### TASK DETAILS
The reply must reproduce each line below exactly.

Records excerpted from a collection
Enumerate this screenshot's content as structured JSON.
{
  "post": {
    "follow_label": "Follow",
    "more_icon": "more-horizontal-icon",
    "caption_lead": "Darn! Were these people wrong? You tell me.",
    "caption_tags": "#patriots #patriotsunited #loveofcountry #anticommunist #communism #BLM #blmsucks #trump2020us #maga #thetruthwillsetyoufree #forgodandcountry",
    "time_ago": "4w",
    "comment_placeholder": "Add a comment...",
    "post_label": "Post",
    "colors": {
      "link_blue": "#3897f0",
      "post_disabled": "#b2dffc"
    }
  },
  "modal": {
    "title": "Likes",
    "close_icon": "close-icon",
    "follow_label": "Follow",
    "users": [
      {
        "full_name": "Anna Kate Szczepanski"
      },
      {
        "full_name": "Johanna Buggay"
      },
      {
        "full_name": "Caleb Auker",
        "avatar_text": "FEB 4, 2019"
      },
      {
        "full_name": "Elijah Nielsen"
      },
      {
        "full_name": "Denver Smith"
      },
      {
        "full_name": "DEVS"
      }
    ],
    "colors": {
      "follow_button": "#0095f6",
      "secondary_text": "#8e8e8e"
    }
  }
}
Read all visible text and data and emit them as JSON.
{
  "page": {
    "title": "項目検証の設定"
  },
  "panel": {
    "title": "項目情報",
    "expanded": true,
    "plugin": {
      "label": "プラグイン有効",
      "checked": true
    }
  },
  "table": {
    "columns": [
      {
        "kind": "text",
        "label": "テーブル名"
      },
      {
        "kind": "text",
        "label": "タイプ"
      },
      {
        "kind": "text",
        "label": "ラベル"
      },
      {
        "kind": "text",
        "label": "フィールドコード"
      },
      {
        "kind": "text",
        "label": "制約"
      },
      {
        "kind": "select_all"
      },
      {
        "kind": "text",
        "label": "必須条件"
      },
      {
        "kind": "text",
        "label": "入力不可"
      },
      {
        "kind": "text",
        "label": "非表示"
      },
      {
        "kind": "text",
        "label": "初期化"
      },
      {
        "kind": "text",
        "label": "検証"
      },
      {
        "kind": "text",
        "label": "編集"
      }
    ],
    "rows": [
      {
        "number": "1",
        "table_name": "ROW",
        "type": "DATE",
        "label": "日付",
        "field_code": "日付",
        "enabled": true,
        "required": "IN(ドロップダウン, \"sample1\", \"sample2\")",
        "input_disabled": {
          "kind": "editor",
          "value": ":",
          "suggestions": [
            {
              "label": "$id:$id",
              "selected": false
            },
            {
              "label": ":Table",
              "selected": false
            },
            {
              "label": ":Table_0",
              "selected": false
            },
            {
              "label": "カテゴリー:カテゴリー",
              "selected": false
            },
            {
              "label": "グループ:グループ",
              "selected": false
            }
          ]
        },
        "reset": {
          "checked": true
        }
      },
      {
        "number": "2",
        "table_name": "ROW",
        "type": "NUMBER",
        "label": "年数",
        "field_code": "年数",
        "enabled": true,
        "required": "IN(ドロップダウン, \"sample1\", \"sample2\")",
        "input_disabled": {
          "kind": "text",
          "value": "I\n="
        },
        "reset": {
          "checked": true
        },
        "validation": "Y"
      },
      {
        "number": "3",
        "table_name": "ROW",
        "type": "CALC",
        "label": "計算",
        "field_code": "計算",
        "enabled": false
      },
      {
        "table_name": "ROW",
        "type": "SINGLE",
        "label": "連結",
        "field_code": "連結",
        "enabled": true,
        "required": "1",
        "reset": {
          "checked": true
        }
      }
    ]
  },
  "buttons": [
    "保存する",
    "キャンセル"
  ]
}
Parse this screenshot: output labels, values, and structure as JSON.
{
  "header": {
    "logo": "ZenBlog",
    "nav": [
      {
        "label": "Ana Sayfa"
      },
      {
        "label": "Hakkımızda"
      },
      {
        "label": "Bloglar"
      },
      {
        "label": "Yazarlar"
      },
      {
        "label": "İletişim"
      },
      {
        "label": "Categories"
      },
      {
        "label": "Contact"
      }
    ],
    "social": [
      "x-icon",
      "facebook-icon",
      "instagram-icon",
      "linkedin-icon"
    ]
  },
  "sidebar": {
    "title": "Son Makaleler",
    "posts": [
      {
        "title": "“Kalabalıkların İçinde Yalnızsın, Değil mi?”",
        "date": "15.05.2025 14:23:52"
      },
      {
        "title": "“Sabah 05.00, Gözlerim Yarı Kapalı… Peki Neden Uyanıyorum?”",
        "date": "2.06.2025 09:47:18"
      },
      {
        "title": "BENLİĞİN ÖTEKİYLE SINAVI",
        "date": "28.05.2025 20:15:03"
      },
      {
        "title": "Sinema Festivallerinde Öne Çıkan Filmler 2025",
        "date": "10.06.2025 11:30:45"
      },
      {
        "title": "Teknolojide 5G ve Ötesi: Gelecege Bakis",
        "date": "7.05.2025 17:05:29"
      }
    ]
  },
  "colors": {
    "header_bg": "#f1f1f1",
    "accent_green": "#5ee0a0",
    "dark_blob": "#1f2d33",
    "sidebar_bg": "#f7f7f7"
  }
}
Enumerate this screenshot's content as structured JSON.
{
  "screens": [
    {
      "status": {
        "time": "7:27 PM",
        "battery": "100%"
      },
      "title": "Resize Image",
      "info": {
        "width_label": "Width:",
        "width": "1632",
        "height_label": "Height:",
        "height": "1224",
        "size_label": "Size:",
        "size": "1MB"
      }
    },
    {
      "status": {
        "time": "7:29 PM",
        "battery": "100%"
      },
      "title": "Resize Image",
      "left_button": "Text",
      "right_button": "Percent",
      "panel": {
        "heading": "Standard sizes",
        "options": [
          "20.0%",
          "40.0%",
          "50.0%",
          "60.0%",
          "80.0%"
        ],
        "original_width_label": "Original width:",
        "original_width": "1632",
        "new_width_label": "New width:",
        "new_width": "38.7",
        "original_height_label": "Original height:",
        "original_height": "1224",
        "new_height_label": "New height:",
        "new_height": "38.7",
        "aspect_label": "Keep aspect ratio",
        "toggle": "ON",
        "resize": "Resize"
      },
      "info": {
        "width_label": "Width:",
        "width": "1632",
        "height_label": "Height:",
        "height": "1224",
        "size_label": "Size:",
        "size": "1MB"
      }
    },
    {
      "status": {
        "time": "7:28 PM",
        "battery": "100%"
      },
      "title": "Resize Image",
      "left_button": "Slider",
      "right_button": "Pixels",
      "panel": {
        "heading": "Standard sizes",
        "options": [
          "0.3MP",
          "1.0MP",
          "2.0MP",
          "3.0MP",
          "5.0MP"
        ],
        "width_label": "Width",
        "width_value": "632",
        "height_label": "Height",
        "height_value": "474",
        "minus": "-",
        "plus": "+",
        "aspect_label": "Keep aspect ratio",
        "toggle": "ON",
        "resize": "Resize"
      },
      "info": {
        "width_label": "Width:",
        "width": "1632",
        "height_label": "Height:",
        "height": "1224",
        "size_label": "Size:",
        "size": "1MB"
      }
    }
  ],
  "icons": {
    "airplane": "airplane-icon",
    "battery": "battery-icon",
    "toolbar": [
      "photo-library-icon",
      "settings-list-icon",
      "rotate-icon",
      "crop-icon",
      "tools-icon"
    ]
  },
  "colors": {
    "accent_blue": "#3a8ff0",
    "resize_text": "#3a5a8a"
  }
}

### TASK SOLUTION
Enumerate this screenshot's content as structured JSON.
{
  "post": {
    "follow_label": "Follow",
    "more_icon": "more-horizontal-icon",
    "caption_lead": "Darn! Were these people wrong? You tell me.",
    "caption_tags": "#patriots #patriotsunited #loveofcountry #anticommunist #communism #BLM #blmsucks #trump2020us #maga #thetruthwillsetyoufree #forgodandcountry",
    "time_ago": "4w",
    "comment_placeholder": "Add a comment...",
    "post_label": "Post",
    "colors": {
      "link_blue": "#3897f0",
      "post_disabled": "#b2dffc"
    }
  },
  "modal": {
    "title": "Likes",
    "close_icon": "close-icon",
    "follow_label": "Follow",
    "users": [
      {
        "full_name": "Anna Kate Szczepanski"
      },
      {
        "full_name": "Johanna Buggay"
      },
      {
        "full_name": "Caleb Auker",
        "avatar_text": "FEB 4, 2019"
      },
      {
        "full_name": "Elijah Nielsen"
      },
      {
        "full_name": "Denver Smith"
      },
      {
        "full_name": "DEVS"
      }
    ],
    "colors": {
      "follow_button": "#0095f6",
      "secondary_text": "#8e8e8e"
    }
  }
}
Read all visible text and data and emit them as JSON.
{
  "page": {
    "title": "項目検証の設定"
  },
  "panel": {
    "title": "項目情報",
    "expanded": true,
    "plugin": {
      "label": "プラグイン有効",
      "checked": true
    }
  },
  "table": {
    "columns": [
      {
        "kind": "text",
        "label": "テーブル名"
      },
      {
        "kind": "text",
        "label": "タイプ"
      },
      {
        "kind": "text",
        "label": "ラベル"
      },
      {
        "kind": "text",
        "label": "フィールドコード"
      },
      {
        "kind": "text",
        "label": "制約"
      },
      {
        "kind": "select_all"
      },
      {
        "kind": "text",
        "label": "必須条件"
      },
      {
        "kind": "text",
        "label": "入力不可"
      },
      {
        "kind": "text",
        "label": "非表示"
      },
      {
        "kind": "text",
        "label": "初期化"
      },
      {
        "kind": "text",
        "label": "検証"
      },
      {
        "kind": "text",
        "label": "編集"
      }
    ],
    "rows": [
      {
        "number": "1",
        "table_name": "ROW",
        "type": "DATE",
        "label": "日付",
        "field_code": "日付",
        "enabled": true,
        "required": "IN(ドロップダウン, \"sample1\", \"sample2\")",
        "input_disabled": {
          "kind": "editor",
          "value": ":",
          "suggestions": [
            {
              "label": "$id:$id",
              "selected": false
            },
            {
              "label": ":Table",
              "selected": false
            },
            {
              "label": ":Table_0",
              "selected": false
            },
            {
              "label": "カテゴリー:カテゴリー",
              "selected": false
            },
            {
              "label": "グループ:グループ",
              "selected": false
            }
          ]
        },
        "reset": {
          "checked": true
        }
      },
      {
        "number": "2",
        "table_name": "ROW",
        "type": "NUMBER",
        "label": "年数",
        "field_code": "年数",
        "enabled": true,
        "required": "IN(ドロップダウン, \"sample1\", \"sample2\")",
        "input_disabled": {
          "kind": "text",
          "value": "I\n="
        },
        "reset": {
          "checked": true
        },
        "validation": "Y"
      },
      {
        "number": "3",
        "table_name": "ROW",
        "type": "CALC",
        "label": "計算",
        "field_code": "計算",
        "enabled": false
      },
      {
        "table_name": "ROW",
        "type": "SINGLE",
        "label": "連結",
        "field_code": "連結",
        "enabled": true,
        "required": "1",
        "reset": {
          "checked": true
        }
      }
    ]
  },
  "buttons": [
    "保存する",
    "キャンセル"
  ]
}
Parse this screenshot: output labels, values, and structure as JSON.
{
  "header": {
    "logo": "ZenBlog",
    "nav": [
      {
        "label": "Ana Sayfa"
      },
      {
        "label": "Hakkımızda"
      },
      {
        "label": "Bloglar"
      },
      {
        "label": "Yazarlar"
      },
      {
        "label": "İletişim"
      },
      {
        "label": "Categories"
      },
      {
        "label": "Contact"
      }
    ],
    "social": [
      "x-icon",
      "facebook-icon",
      "instagram-icon",
      "linkedin-icon"
    ]
  },
  "sidebar": {
    "title": "Son Makaleler",
    "posts": [
      {
        "title": "“Kalabalıkların İçinde Yalnızsın, Değil mi?”",
        "date": "15.05.2025 14:23:52"
      },
      {
        "title": "“Sabah 05.00, Gözlerim Yarı Kapalı… Peki Neden Uyanıyorum?”",
        "date": "2.06.2025 09:47:18"
      },
      {
        "title": "BENLİĞİN ÖTEKİYLE SINAVI",
        "date": "28.05.2025 20:15:03"
      },
      {
        "title": "Sinema Festivallerinde Öne Çıkan Filmler 2025",
        "date": "10.06.2025 11:30:45"
      },
      {
        "title": "Teknolojide 5G ve Ötesi: Gelecege Bakis",
        "date": "7.05.2025 17:05:29"
      }
    ]
  },
  "colors": {
    "header_bg": "#f1f1f1",
    "accent_green": "#5ee0a0",
    "dark_blob": "#1f2d33",
    "sidebar_bg": "#f7f7f7"
  }
}
Enumerate this screenshot's content as structured JSON.
{
  "screens": [
    {
      "status": {
        "time": "7:27 PM",
        "battery": "100%"
      },
      "title": "Resize Image",
      "info": {
        "width_label": "Width:",
        "width": "1632",
        "height_label": "Height:",
        "height": "1224",
        "size_label": "Size:",
        "size": "1MB"
      }
    },
    {
      "status": {
        "time": "7:29 PM",
        "battery": "100%"
      },
      "title": "Resize Image",
      "left_button": "Text",
      "right_button": "Percent",
      "panel": {
        "heading": "Standard sizes",
        "options": [
          "20.0%",
          "40.0%",
          "50.0%",
          "60.0%",
          "80.0%"
        ],
        "original_width_label": "Original width:",
        "original_width": "1632",
        "new_width_label": "New width:",
        "new_width": "38.7",
        "original_height_label": "Original height:",
        "original_height": "1224",
        "new_height_label": "New height:",
        "new_height": "38.7",
        "aspect_label": "Keep aspect ratio",
        "toggle": "ON",
        "resize": "Resize"
      },
      "info": {
        "width_label": "Width:",
        "width": "1632",
        "height_label": "Height:",
        "height": "1224",
        "size_label": "Size:",
        "size": "1MB"
      }
    },
    {
      "status": {
        "time": "7:28 PM",
        "battery": "100%"
      },
      "title": "Resize Image",
      "left_button": "Slider",
      "right_button": "Pixels",
      "panel": {
        "heading": "Standard sizes",
        "options": [
          "0.3MP",
          "1.0MP",
          "2.0MP",
          "3.0MP",
          "5.0MP"
        ],
        "width_label": "Width",
        "width_value": "632",
        "height_label": "Height",
        "height_value": "474",
        "minus": "-",
        "plus": "+",
        "aspect_label": "Keep aspect ratio",
        "toggle": "ON",
        "resize": "Resize"
      },
      "info": {
        "width_label": "Width:",
        "width": "1632",
        "height_label": "Height:",
        "height": "1224",
        "size_label": "Size:",
        "size": "1MB"
      }
    }
  ],
  "icons": {
    "airplane": "airplane-icon",
    "battery": "battery-icon",
    "toolbar": [
      "photo-library-icon",
      "settings-list-icon",
      "rotate-icon",
      "crop-icon",
      "tools-icon"
    ]
  },
  "colors": {
    "accent_blue": "#3a8ff0",
    "resize_text": "#3a5a8a"
  }
}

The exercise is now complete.